I LOVE HUGE! Savannah is a great friend of mine and I remember when she was telling me about pitching the show after passionately discussing our own struggles with body image. I’m so proud of her and the HUGE team for creating such a unique show. They are absolutely helping push the societal pendulum in a healthier, more accepting direction. Finally, I’m seeing plus-size people on television who are portrayed as human instead of the limited typecasting that is common in the business. Hopefully, this will be the beginning to seeing much more diversity in common television shows.
Do you feel plus-size modeling is helping redefine beauty?
Absolutely! When mass media features only a limited type of beauty, those who don’t fit into those confines often feel like they have no voice or are unworthy in some way. With plus-size modeling, people who previously had no voice begin to feel accepted and that acceptance yields more understanding, which then creates less hatred.
What are you excited about right now?
I’m excited about everything happening in my life right now and the positive people who surround me!
What are your goals for the future?
I would love to have a hand in creating a more diverse and accepting culture.
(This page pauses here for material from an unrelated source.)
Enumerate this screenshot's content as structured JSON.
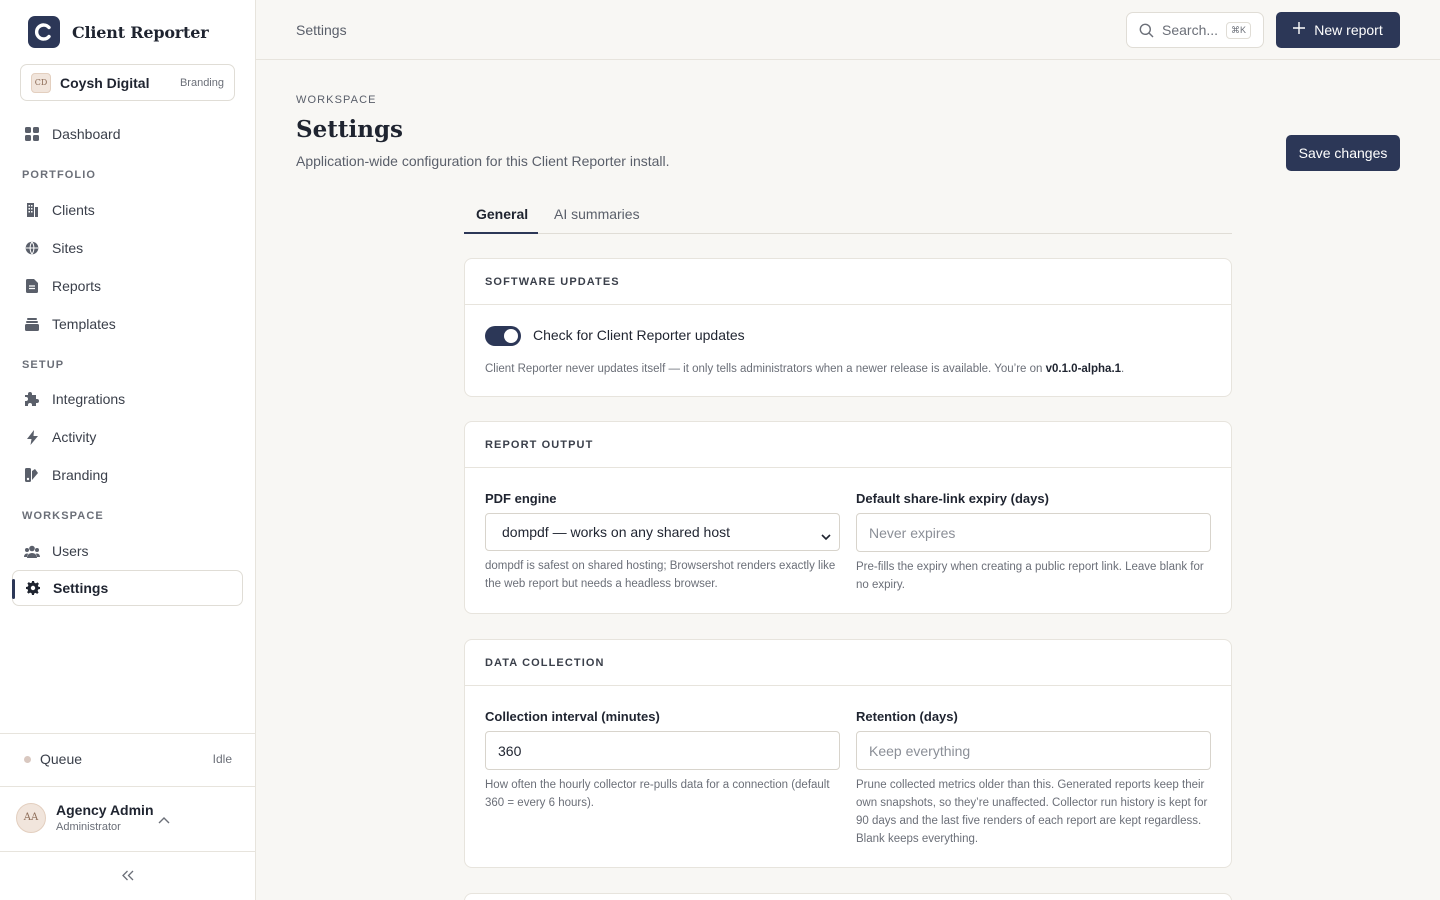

I want to become a director and create art that helps forward a culture wherein the “plus-size” label is no longer needed. I want to travel and experience other cultures. Ultimately, my greatest goal in life is to leave this world in a much better condition than it was when I came into it and in whatever capacity I am able to do so, I’ll make that effort.
*Thank you for everything, Sierra!
** The first ten people to email Angela at firstname.lastname@example.org, will receive a free copy of the film STARving.